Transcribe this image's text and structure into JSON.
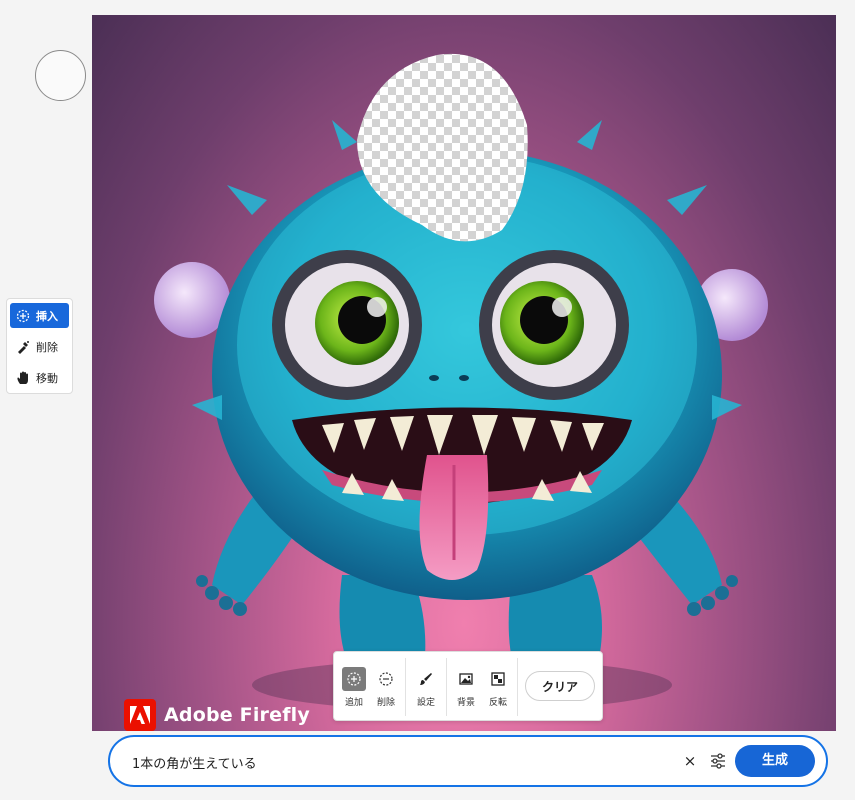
{
  "brand": {
    "name": "Adobe Firefly"
  },
  "side_toolbar": {
    "items": [
      {
        "label": "挿入",
        "icon": "insert-brush-icon",
        "active": true
      },
      {
        "label": "削除",
        "icon": "remove-brush-icon",
        "active": false
      },
      {
        "label": "移動",
        "icon": "pan-hand-icon",
        "active": false
      }
    ]
  },
  "float_toolbar": {
    "add_label": "追加",
    "subtract_label": "削除",
    "settings_label": "設定",
    "background_label": "背景",
    "invert_label": "反転",
    "clear_label": "クリア"
  },
  "prompt": {
    "value": "1本の角が生えている",
    "clear_symbol": "×",
    "generate_label": "生成"
  },
  "colors": {
    "accent": "#1473e6",
    "primary_button": "#1766d6",
    "brand_red": "#eb1000"
  }
}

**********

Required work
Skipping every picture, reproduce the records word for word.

Response to the task
Transcribe this image's text and structure into JSON.
{
  "brand": {
    "name": "Adobe Firefly"
  },
  "side_toolbar": {
    "items": [
      {
        "label": "挿入",
        "icon": "insert-brush-icon",
        "active": true
      },
      {
        "label": "削除",
        "icon": "remove-brush-icon",
        "active": false
      },
      {
        "label": "移動",
        "icon": "pan-hand-icon",
        "active": false
      }
    ]
  },
  "float_toolbar": {
    "add_label": "追加",
    "subtract_label": "削除",
    "settings_label": "設定",
    "background_label": "背景",
    "invert_label": "反転",
    "clear_label": "クリア"
  },
  "prompt": {
    "value": "1本の角が生えている",
    "clear_symbol": "×",
    "generate_label": "生成"
  },
  "colors": {
    "accent": "#1473e6",
    "primary_button": "#1766d6",
    "brand_red": "#eb1000"
  }
}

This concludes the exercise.